lower case. A species is a group of individuals that are alike in many
different ways. Individuals are in the same species if they are:

1. Are able to mate with those similar to themselves.
2. Produce young that are themselves able to reproduce.
As an example, in the cat family, the genus Panthera is coupled with the
species leo to form Panthera leo, the Lion. Likewise, Panthera is
coupled with tigris, to form Panthera tigris the Tiger. In simplified
terns both the Lion(see Appendix A, image 2) and Tiger share common
traits and a common genus – Panthera, whilst clearly remaining separate
species. To allow further subdivision, the prefixes sub- and super- may
be added to any category. In addition, special intermediate
categories-such as branch (between kingdom and phylum), cohort (between
class and order), and tribe (between family and genus)-may be used in
complex classifications.

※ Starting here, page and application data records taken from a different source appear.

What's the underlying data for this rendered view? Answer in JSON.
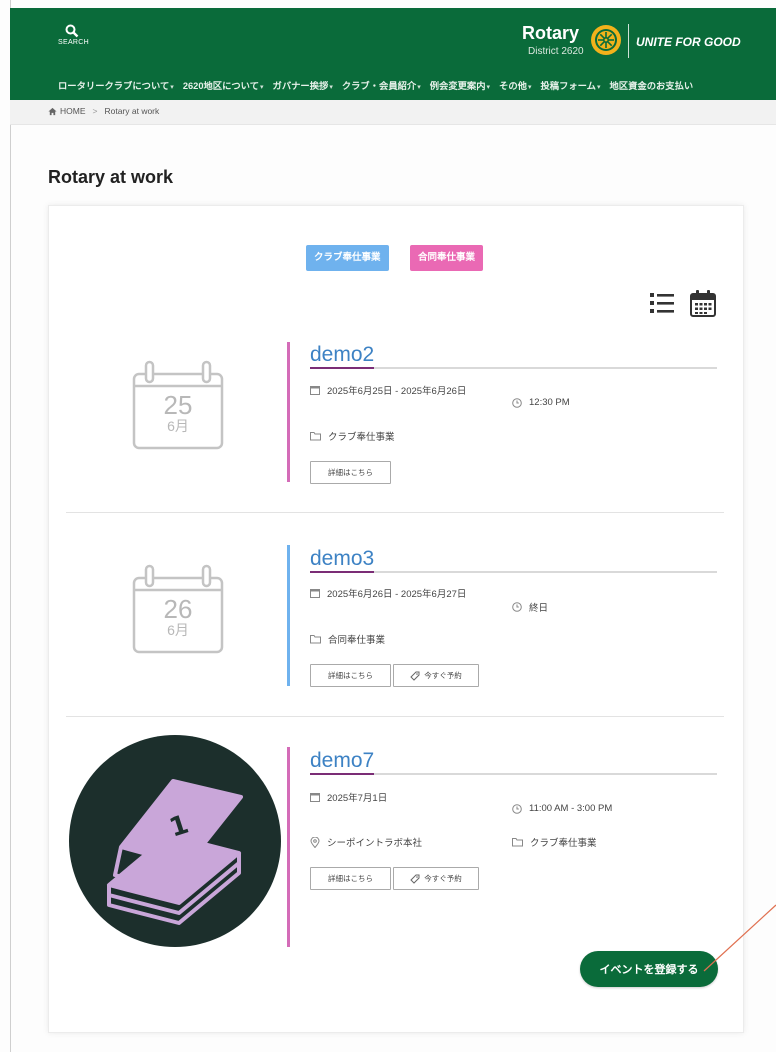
{
  "header": {
    "search_label": "SEARCH",
    "brand_name": "Rotary",
    "district": "District 2620",
    "tagline": "UNITE FOR GOOD",
    "bg_color": "#0a6b3a",
    "nav": [
      {
        "label": "ロータリークラブについて"
      },
      {
        "label": "2620地区について"
      },
      {
        "label": "ガバナー挨拶"
      },
      {
        "label": "クラブ・会員紹介"
      },
      {
        "label": "例会変更案内"
      },
      {
        "label": "その他"
      },
      {
        "label": "投稿フォーム"
      },
      {
        "label": "地区資金のお支払い"
      }
    ]
  },
  "breadcrumb": {
    "home": "HOME",
    "separator": ">",
    "current": "Rotary at work"
  },
  "page_title": "Rotary at work",
  "filters": [
    {
      "label": "クラブ奉仕事業",
      "color": "#6fb2ee"
    },
    {
      "label": "合同奉仕事業",
      "color": "#ea69b4"
    }
  ],
  "view_icons": {
    "list": "list-view-icon",
    "calendar": "calendar-view-icon"
  },
  "events": [
    {
      "title": "demo2",
      "date_range": "2025年6月25日 - 2025年6月26日",
      "time": "12:30 PM",
      "category": "クラブ奉仕事業",
      "day": "25",
      "month": "6月",
      "details_label": "詳細はこちら",
      "bar_color": "#d46cb8"
    },
    {
      "title": "demo3",
      "date_range": "2025年6月26日 - 2025年6月27日",
      "time": "終日",
      "category": "合同奉仕事業",
      "day": "26",
      "month": "6月",
      "details_label": "詳細はこちら",
      "book_label": "今すぐ予約",
      "bar_color": "#6fb2ee"
    },
    {
      "title": "demo7",
      "date": "2025年7月1日",
      "time": "11:00 AM - 3:00 PM",
      "location": "シーポイントラボ本社",
      "category": "クラブ奉仕事業",
      "details_label": "詳細はこちら",
      "book_label": "今すぐ予約",
      "bar_color": "#d46cb8"
    }
  ],
  "register_button": "イベントを登録する",
  "annotation_color": "#e07050"
}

Closely related species are a genus, closely related genera (plural form
of genus) are grouped together in a family. Closely related families are
grouped into an order, and so on, into more inclusive categories, or
levels in the classification hierarchy.

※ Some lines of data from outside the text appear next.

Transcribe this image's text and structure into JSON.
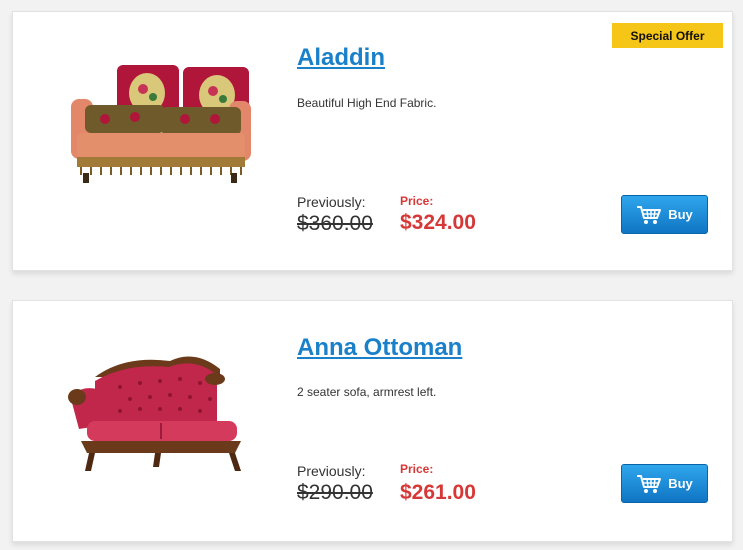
{
  "products": [
    {
      "name": "Aladdin",
      "description": "Beautiful High End Fabric.",
      "badge": "Special Offer",
      "previous_label": "Previously:",
      "previous_price": "$360.00",
      "price_label": "Price:",
      "price": "$324.00",
      "buy_label": "Buy",
      "image_icon": "sofa-floral-icon"
    },
    {
      "name": "Anna Ottoman",
      "description": "2 seater sofa, armrest left.",
      "previous_label": "Previously:",
      "previous_price": "$290.00",
      "price_label": "Price:",
      "price": "$261.00",
      "buy_label": "Buy",
      "image_icon": "sofa-red-velvet-icon"
    }
  ],
  "colors": {
    "link": "#1a80c9",
    "price": "#d63838",
    "badge_bg": "#f5c518",
    "button": "#1a8fdb"
  }
}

Taxonomic Hierarchy

Approximately one and a half million species have been classified and
there are estimates that over five million species remain to be
discovered. For biologists to order this mass of information, a
scientific system called taxonomy was introduced. The basic idea is to
group species with similar characteristics together into families, and
to group the families together into broader groupings. To this end, the
taxonomic categories where devised, and they create the taxonomic
hierarchy. The hierarchy goes (with an example):
*Categories     Example
Kingdom         Animalia
Phylum (Plural = Phyla)         Cordata
*In plants, this category is often called a division*
Class           Mammalia
Order           Carnivora
Family  Canidae
Genus           Canis
Species Lupus (the Wolf)

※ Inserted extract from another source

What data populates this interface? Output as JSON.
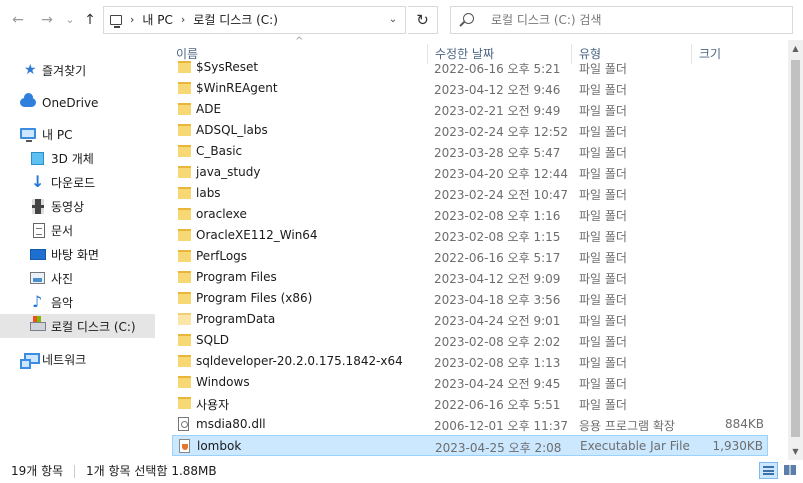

Every species is in only one genus. Similarly, every genus is in only
one family, and so forth up the hierarchy. The most inclusive category
for classifying groups of similar organisms is the Kingdom. It is argued
exactly how many Kingdoms there are though. Up until recently, only two
kingdoms were generally used, the plant and animal kingdoms. Now however
there are 5 established kingdoms and one controversial unofficial
kingdom.
The 5 kingdoms:
1. Kingdom Animalia (The Animal Kingdom)
ex: Multi-cellular motile organisms, which feed heterotrophically
(Humans)
2. Kingdom Plantae (The Plant Kingdom)
ex: Multi-cellular organisms, which feed by photosynthesis (Tulips)
3. Kingdom Protista (The Protist Kingdom)
ex: Protozoa and single-celled algae
4. Kingdom Fungi (The Fungus Kingdom)
ex:  Yeast
5. Kingdom Monera (The Monera Kingdom)
ex: Bacteria and blue-green algae
Parallel to these Kingdoms, but not included, are the Viruses. These
are acellular entities with many of the properties of other life forms,
but are genetically and structurally too dissimilar to the species
categorized above to fit into that scheme of taxonomy.
Although this system is complex and intricate at times, its
universality makes it a necessity. With out the system presently in use
the world would be years and years behind in their task to name all of
the living organisms on earth. This system is great but it is always
possible that some new finding could cause the system to evolve to
become more inclusive. This system is by no means set in stone, and
Linnaeus would probably be astounded to see the way that it has evolved
since his original system.

Appendix A

Carolus Linnaeus (Image
1)      Panthera leo (Image 2)

Bibliography

Berkely University.  www.ucmp.berkeley.edu/history/linnaeus.html/

Galbraith, Don.  Understanding Biology.  John Wiley and Sons.  Toronto.
1989,

Microsoft.  Encarta Encyclopedia 97.  Microsoft Corporation.  1997